EXERCISE AIM: Wherever a line in the records below contains "Withdraw", copy that line.

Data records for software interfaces
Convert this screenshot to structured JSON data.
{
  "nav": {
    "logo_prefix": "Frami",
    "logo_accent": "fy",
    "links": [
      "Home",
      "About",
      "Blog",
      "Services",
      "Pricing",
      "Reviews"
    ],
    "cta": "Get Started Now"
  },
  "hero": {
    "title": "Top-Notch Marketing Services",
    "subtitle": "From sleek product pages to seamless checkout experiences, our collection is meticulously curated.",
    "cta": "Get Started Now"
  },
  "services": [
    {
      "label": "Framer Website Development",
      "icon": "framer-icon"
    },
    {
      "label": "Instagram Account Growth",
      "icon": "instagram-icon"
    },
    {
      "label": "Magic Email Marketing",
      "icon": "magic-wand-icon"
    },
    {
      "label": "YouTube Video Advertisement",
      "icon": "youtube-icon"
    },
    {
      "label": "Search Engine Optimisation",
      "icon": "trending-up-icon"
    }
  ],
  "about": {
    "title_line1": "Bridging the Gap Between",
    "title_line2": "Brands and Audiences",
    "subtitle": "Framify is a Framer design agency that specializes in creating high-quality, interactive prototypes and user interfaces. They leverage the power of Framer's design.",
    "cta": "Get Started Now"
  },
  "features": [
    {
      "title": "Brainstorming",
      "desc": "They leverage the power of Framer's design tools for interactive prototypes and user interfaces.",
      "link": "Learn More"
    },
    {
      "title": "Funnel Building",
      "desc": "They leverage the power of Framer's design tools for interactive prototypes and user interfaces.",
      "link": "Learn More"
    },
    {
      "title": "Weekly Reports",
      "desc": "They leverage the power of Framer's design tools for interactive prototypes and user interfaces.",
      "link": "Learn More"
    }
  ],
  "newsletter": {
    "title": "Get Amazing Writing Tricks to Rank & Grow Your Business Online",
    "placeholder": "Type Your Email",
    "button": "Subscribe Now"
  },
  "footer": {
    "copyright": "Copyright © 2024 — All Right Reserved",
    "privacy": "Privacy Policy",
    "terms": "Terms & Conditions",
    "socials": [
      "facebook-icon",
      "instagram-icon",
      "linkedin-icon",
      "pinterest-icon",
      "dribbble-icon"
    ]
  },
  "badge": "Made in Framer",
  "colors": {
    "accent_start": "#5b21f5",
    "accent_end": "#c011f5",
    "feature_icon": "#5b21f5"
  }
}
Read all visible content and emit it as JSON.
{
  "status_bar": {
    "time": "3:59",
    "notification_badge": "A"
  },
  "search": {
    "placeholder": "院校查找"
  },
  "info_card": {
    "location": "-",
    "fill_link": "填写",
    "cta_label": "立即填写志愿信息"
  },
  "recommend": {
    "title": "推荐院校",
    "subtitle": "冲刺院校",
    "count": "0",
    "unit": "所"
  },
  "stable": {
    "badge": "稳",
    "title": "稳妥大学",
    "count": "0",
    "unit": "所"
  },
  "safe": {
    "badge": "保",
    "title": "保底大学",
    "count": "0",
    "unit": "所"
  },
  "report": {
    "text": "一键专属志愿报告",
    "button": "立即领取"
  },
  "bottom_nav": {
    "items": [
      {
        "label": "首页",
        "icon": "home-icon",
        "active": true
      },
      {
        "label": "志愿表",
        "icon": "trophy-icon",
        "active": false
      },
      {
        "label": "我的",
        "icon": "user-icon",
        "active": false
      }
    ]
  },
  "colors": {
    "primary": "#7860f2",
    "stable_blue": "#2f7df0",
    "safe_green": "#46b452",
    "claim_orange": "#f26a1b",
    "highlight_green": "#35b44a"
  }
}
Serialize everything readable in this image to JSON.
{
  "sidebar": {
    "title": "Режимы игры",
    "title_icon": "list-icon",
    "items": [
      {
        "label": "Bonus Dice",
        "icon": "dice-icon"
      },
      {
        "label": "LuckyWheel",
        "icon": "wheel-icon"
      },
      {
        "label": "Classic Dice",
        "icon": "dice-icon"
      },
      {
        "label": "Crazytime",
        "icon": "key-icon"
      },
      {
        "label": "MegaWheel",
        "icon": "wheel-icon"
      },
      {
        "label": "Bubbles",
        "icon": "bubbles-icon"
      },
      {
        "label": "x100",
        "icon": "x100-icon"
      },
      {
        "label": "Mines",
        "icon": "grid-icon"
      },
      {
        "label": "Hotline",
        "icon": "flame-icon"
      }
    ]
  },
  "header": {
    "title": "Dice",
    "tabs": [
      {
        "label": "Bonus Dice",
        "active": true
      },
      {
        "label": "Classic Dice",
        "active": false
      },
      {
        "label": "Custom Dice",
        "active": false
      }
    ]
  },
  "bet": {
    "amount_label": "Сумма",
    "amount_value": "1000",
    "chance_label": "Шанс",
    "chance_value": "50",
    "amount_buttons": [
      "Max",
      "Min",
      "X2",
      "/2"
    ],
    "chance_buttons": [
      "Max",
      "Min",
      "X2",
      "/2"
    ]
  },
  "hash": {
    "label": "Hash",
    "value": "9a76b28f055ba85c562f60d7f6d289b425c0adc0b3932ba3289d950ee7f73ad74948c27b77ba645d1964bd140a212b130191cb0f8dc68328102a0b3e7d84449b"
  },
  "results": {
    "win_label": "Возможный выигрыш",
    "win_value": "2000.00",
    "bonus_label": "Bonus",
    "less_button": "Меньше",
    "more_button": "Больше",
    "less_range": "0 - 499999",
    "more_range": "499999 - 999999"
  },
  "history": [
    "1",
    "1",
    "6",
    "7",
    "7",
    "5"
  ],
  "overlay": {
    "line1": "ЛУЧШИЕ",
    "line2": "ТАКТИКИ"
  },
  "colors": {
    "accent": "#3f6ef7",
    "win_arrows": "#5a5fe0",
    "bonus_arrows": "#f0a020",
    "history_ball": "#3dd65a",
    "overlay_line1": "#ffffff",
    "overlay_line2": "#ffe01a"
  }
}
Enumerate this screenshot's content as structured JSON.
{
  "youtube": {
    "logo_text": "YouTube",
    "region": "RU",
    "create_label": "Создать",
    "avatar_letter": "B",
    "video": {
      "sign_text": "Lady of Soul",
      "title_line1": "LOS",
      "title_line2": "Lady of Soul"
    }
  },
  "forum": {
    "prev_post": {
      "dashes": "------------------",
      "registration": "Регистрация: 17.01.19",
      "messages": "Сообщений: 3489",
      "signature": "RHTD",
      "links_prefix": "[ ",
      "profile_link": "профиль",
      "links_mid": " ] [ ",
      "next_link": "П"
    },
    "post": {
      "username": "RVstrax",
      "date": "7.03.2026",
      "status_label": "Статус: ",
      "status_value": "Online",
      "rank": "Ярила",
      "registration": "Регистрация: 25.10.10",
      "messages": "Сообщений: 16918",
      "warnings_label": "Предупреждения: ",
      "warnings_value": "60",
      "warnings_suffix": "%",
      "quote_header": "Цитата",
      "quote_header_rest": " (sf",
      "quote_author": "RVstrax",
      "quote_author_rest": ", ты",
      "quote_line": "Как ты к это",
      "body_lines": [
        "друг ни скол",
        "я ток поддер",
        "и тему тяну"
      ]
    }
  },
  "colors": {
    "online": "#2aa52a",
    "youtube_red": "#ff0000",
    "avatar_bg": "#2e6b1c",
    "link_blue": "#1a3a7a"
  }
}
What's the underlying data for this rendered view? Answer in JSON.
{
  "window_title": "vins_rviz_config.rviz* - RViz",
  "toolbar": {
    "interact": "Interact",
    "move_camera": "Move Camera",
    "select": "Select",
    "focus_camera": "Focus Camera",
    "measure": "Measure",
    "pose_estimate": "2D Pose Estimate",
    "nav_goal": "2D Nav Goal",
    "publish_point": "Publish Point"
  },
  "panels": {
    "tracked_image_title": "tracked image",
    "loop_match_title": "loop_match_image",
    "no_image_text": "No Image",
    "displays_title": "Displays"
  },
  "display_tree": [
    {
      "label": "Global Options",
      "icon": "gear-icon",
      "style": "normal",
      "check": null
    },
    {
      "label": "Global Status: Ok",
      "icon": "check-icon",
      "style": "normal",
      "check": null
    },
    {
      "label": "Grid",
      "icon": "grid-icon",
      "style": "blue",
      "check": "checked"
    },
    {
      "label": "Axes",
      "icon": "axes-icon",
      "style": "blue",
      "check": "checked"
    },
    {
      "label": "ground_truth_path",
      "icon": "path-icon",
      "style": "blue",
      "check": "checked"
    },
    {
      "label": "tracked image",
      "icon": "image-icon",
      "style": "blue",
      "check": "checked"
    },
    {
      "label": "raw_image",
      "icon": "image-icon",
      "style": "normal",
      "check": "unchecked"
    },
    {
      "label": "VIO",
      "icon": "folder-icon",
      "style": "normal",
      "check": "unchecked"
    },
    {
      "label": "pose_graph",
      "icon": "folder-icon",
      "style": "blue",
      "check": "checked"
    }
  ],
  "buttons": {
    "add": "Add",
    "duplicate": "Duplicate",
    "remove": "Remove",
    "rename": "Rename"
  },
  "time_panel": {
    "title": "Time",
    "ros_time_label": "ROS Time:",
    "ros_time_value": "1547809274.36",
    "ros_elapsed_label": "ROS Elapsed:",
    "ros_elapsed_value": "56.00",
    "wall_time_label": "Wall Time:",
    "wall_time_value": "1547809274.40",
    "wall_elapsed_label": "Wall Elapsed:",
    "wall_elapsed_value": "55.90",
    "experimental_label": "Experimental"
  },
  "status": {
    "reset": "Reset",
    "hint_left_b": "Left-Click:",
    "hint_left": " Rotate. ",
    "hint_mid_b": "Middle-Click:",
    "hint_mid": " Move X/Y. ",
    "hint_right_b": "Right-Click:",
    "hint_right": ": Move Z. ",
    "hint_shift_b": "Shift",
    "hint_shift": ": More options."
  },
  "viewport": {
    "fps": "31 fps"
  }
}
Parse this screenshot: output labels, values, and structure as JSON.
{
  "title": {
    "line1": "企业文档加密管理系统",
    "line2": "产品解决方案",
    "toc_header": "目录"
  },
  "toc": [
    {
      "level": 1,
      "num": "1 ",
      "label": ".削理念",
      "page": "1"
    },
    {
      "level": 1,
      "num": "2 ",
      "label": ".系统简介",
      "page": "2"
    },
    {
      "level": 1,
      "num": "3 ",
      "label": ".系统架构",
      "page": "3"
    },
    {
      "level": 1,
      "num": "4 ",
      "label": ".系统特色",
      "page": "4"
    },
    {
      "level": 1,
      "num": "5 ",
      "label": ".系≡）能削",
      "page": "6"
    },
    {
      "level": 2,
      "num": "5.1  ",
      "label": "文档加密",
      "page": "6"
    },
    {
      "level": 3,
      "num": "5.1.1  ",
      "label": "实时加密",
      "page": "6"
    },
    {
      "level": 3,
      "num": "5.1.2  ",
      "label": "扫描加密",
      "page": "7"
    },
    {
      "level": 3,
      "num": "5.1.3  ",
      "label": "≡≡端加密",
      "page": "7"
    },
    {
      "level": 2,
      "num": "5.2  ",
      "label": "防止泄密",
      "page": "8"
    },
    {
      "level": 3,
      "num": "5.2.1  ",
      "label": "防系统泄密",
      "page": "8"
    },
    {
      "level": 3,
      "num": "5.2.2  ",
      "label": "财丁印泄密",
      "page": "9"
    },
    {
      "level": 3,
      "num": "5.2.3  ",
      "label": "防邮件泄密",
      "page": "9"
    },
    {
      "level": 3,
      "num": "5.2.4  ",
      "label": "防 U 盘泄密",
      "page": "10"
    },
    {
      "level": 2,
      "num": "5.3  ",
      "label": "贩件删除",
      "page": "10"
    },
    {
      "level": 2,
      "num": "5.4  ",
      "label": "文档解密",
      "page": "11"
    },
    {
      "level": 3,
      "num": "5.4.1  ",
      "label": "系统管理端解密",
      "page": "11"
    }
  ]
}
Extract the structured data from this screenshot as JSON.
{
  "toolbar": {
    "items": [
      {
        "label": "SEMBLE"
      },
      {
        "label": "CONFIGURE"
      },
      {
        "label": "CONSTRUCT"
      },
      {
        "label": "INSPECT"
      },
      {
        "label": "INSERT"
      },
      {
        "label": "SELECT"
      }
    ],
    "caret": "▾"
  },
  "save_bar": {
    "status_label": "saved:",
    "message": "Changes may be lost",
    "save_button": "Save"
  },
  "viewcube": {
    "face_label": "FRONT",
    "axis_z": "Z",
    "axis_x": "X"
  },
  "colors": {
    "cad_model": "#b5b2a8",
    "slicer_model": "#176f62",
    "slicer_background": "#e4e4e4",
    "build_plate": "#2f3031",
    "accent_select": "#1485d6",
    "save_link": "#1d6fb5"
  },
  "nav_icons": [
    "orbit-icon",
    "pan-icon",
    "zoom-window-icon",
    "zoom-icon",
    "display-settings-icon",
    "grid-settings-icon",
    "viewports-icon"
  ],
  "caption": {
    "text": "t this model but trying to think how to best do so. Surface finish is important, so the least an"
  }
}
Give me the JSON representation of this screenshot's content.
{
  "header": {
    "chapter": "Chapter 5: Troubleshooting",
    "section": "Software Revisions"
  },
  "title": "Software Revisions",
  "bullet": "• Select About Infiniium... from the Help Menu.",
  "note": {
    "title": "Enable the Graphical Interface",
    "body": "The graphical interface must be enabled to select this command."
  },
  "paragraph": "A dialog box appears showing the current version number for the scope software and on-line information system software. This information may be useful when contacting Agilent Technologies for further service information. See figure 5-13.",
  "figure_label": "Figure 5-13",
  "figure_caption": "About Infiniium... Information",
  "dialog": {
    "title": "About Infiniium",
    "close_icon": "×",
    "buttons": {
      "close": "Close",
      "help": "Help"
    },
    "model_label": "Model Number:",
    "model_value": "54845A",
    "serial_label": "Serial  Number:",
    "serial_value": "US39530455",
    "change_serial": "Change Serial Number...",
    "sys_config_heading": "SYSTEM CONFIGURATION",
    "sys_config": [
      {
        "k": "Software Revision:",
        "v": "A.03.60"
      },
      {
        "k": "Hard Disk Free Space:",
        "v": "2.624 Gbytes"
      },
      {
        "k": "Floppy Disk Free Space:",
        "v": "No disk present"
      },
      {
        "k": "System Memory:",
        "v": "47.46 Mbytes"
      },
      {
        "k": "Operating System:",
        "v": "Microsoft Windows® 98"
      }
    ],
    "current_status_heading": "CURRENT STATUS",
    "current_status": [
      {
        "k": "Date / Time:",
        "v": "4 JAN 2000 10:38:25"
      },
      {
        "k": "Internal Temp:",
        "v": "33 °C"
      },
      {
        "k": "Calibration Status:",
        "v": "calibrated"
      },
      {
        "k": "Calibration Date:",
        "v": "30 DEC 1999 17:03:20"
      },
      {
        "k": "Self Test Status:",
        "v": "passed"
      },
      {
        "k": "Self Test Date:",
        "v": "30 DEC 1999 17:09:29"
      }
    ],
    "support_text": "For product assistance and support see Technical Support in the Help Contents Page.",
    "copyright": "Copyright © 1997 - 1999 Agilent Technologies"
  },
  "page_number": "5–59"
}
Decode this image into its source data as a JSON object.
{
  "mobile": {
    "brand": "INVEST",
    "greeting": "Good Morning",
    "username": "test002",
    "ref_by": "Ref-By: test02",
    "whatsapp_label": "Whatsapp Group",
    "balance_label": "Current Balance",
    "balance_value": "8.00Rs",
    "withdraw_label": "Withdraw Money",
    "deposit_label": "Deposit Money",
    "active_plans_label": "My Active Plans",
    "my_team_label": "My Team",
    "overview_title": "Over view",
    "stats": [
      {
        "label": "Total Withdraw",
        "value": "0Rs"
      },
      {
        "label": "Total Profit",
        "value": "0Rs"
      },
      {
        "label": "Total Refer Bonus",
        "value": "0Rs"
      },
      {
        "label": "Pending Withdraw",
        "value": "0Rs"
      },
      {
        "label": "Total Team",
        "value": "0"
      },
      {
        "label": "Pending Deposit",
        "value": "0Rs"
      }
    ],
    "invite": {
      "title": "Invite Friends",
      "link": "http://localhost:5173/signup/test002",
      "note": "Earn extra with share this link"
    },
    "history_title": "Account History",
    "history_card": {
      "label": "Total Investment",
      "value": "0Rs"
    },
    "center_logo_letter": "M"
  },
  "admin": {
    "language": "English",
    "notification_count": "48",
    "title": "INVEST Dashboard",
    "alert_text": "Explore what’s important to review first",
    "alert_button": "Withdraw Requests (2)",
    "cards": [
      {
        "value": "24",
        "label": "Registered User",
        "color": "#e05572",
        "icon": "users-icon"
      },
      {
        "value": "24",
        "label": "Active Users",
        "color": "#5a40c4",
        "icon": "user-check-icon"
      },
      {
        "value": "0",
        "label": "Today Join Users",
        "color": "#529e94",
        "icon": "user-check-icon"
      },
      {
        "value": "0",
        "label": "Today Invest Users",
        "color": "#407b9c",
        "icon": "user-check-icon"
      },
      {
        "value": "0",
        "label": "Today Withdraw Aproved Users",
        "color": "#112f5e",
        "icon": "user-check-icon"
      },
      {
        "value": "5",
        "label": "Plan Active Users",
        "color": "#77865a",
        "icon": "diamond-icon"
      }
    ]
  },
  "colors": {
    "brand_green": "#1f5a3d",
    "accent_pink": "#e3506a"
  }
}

OUTPUT FOR THIS EXERCISE:
    "withdraw_label": "Withdraw Money",
        "label": "Total Withdraw",
        "label": "Pending Withdraw",
    "alert_button": "Withdraw Requests (2)",
        "label": "Today Withdraw Aproved Users",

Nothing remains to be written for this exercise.